Stored data entries
________________________________________

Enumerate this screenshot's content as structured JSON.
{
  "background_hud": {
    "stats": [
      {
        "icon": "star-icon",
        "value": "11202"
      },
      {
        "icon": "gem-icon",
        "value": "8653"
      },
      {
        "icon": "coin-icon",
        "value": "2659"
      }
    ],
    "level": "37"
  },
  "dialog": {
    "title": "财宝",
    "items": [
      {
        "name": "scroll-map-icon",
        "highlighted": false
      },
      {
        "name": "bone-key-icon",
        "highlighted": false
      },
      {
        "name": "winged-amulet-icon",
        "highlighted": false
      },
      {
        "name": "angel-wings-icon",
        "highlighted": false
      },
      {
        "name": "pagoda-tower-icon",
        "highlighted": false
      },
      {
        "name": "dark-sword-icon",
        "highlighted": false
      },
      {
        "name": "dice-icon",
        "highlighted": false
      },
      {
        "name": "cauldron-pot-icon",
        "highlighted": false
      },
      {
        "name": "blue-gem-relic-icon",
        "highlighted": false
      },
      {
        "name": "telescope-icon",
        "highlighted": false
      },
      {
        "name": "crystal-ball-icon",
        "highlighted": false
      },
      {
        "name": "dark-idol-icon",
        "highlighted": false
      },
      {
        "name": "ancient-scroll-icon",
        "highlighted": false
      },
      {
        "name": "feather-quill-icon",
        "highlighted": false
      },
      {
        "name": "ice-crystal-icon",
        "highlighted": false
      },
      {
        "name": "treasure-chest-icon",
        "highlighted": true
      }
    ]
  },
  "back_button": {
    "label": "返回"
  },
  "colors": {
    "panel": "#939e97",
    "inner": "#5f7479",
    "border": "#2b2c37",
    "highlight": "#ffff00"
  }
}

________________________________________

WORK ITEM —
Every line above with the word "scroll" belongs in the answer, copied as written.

WORKED SOLUTION —
        "name": "scroll-map-icon",
        "name": "ancient-scroll-icon",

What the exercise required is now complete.